We smoke, and we puff away care, home,
We muse on whatever is pleasing, To Peace and Beauty's arms!
And grievances vanish in air.
Should Fortune be rather uncivil,
And play you an ill-natured joke, Thc Knight was brave, the Maid was Take a Pipe and you think no more of it, fair,
'Tis smother'd and lost in the smoke. Who roam'd the thicket wild
Should your wife be addicted to scolding, Her life, his arm had rescu'd there, You smoke, and you turn a deaf ear; Tho' she his foe-man's child.
With your pipe then you gravely turn He dar'd not own that fatal name
round Which might her hatred move,
Saying,—what is the matter my dear? But urg'd in borrow'd guise his flame, And won that lady's love.
Should spleen or the vapours oppress Oh, Lady, list the Warrior's lay,
you, 'Tis a tale of times long pass'd away. And you're gloomy, you cannot tell
why, In vain she sooth'd the secret strife
If a glass of Barbadoes wont do,
To the flask of Virginia apply.

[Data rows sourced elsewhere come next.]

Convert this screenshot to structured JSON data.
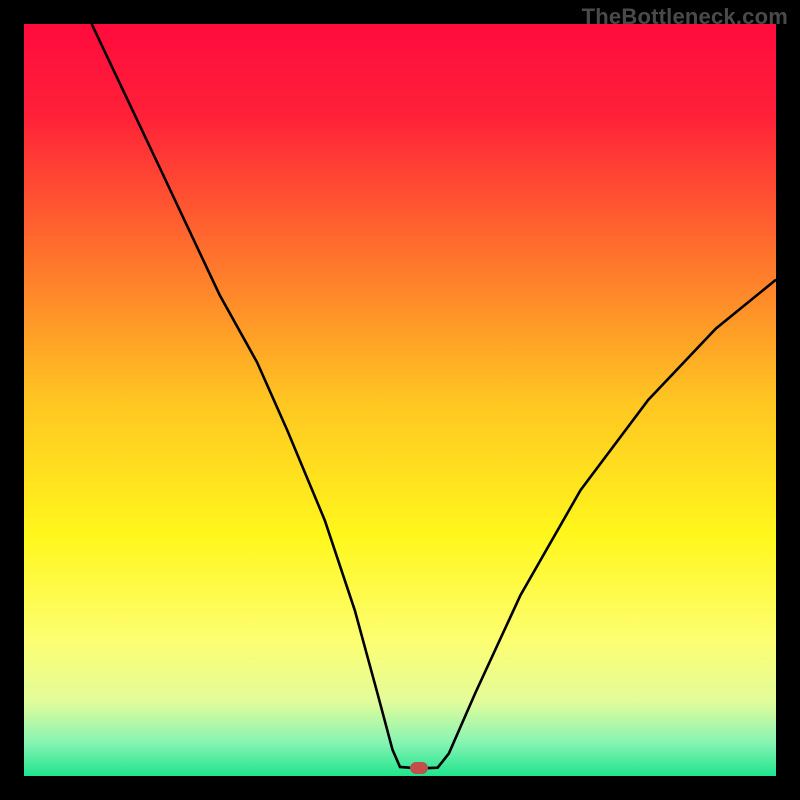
{
  "watermark": "TheBottleneck.com",
  "marker": {
    "fill": "#c1504d",
    "x_pct": 52.5,
    "y_pct": 99.0
  },
  "chart_data": {
    "type": "line",
    "title": "",
    "xlabel": "",
    "ylabel": "",
    "xlim": [
      0,
      100
    ],
    "ylim": [
      0,
      100
    ],
    "background_gradient": [
      {
        "pos": 0.0,
        "color": "#ff0b3d"
      },
      {
        "pos": 0.12,
        "color": "#ff2038"
      },
      {
        "pos": 0.3,
        "color": "#ff6f2d"
      },
      {
        "pos": 0.5,
        "color": "#ffc522"
      },
      {
        "pos": 0.68,
        "color": "#fff71c"
      },
      {
        "pos": 0.82,
        "color": "#fdfe72"
      },
      {
        "pos": 0.9,
        "color": "#e3fc9a"
      },
      {
        "pos": 0.955,
        "color": "#88f4b3"
      },
      {
        "pos": 1.0,
        "color": "#1fe48d"
      }
    ],
    "series": [
      {
        "name": "bottleneck-curve",
        "stroke": "#000000",
        "stroke_width": 2.6,
        "points": [
          {
            "x": 9.0,
            "y": 100.0
          },
          {
            "x": 18.0,
            "y": 81.0
          },
          {
            "x": 26.0,
            "y": 64.0
          },
          {
            "x": 31.0,
            "y": 55.0
          },
          {
            "x": 35.0,
            "y": 46.0
          },
          {
            "x": 40.0,
            "y": 34.0
          },
          {
            "x": 44.0,
            "y": 22.0
          },
          {
            "x": 47.0,
            "y": 11.0
          },
          {
            "x": 49.0,
            "y": 3.5
          },
          {
            "x": 50.0,
            "y": 1.2
          },
          {
            "x": 52.5,
            "y": 1.0
          },
          {
            "x": 55.0,
            "y": 1.1
          },
          {
            "x": 56.5,
            "y": 3.0
          },
          {
            "x": 60.0,
            "y": 11.0
          },
          {
            "x": 66.0,
            "y": 24.0
          },
          {
            "x": 74.0,
            "y": 38.0
          },
          {
            "x": 83.0,
            "y": 50.0
          },
          {
            "x": 92.0,
            "y": 59.5
          },
          {
            "x": 100.0,
            "y": 66.0
          }
        ]
      }
    ],
    "marker": {
      "x": 52.5,
      "y": 1.0,
      "shape": "pill",
      "color": "#c1504d"
    }
  }
}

Parson Adums, when things were unta He left her, and in battle sought
ward, His plighted truth to prove ;
And did not succeed to his mind,
And never fail'd comfort to find.
The English for hanging and drowning,
Are famous, both here and abroad;
But I'll answer for't never a smoker
E'er look'd upon life as a load.
To that add a Tankard of Nappy ;
We laugh at all care and vexation, Hear me, then, hear me in sorrow im
Quite easy, contented, and happy. plore, Tell me you pardon, and urge me no
STANZAS FROM THE PERSIAN. BALLAD-Master Barnet.
FAIR one! take this Rose and wreathe it The Woodman's life, tho' doom'd to toil, A brighter bloom will rest beneath it,
In thy braided hair;
Take this Rose, my Fair!
The flower, which late was seen to glow, And if a care the morning knows,
So lovely on that snowy brow, That frowns upon his humble lot;
Lov'd thy lip, and lightly shed How sweet at eve the calm repose
A dewy leaf of rosy red,
To blush for ever there. That smiles upon the Woodman's cot!
Take thy Lily, Love! and twine it At early day he loves to hear
With thy waving hair ;The cheerful song that swells around; 'Twill gem the ringlets,-Why decline it? The sweetest music to his ear,
Take the flower, my Fair! To list the falling axe around;
And yet its leaflets, pure and pale, And tho'some care his labour knows, In beauty, on thy brow will fail ;
Yet health and freedom are his lot; That brow attracts all eyes to thee, And sweet at eve the calm repose
And none will choose or chance to see, That smiles upon the Woodman's cot! The Lily fading there.